Most COVID-19 vaccines come with a two-dose regimen. The two shots will be given a few weeks apart. The BioNTech and Moderna vaccines also fall into that category. People who are vaccinated receive special cards that note the vaccine type, the date of the first shot, and the schedule for the second. While research shows that some immunity starts to build up after the first injection, people are advised to return for the second dose, even if they experience side-effects after the first one.

Currently, only healthcare workers and permanent residents of care facilities qualify for coronavirus vaccines, as the supply is limited. As more doses are manufactured, other groups of people will qualify for vaccination. By April, most Americans who will want a vaccine will be able to get one, assuming everything runs smoothly.

Uber has not revealed when the free or discounted rides promotion will begin. It’s likely the promotion will benefit categories of people who can’t get the vaccine right now.

Uber announced it has partnered with organizations serving communities of color, including the National Urban League, the Morehouse School of Medicine, and the National Action Network, to target riders who would benefit the most.

“We hope our technology can help make the largest-ever global immunization campaign a success and deliver the benefits of the vaccine quickly, effectively, and equitably,” Uber CEO Dara Khosrowshahi said in a statement.

COVID-19 impacted minorities disproportionately, various studies have shown. Vaccine makers were required to recruit a diverse group of people for the ample Phase 3 trials to study the effects of vaccines on a sample reflective of reality.

It’s unclear whether any of Uber’s free and discounted rides will be available outside the US. The ride-sharing app did a similar thing in March, offering 10 million free rides and deliveries to health care workers and seniors in America.

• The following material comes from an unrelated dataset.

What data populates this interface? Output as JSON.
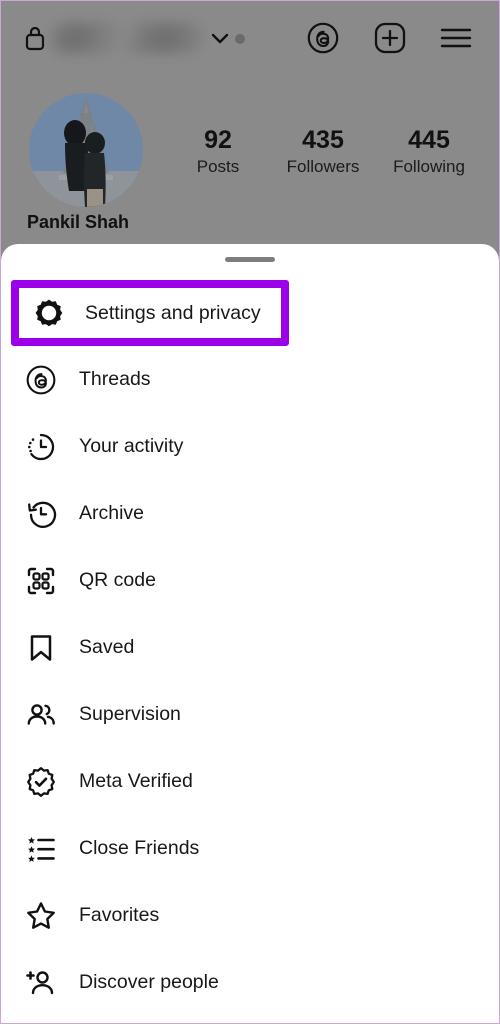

Health experts say that COVID-19 herd immunity can be attained once more than 70% of the population is vaccinated.

Chris Smith started writing about gadgets as a hobby, and before he knew it he was sharing his views on tech stuff with readers around the world. Whenever he's not writing about gadgets he miserably fails to stay away from them, although he desperately tries. But that's not necessarily a bad thing.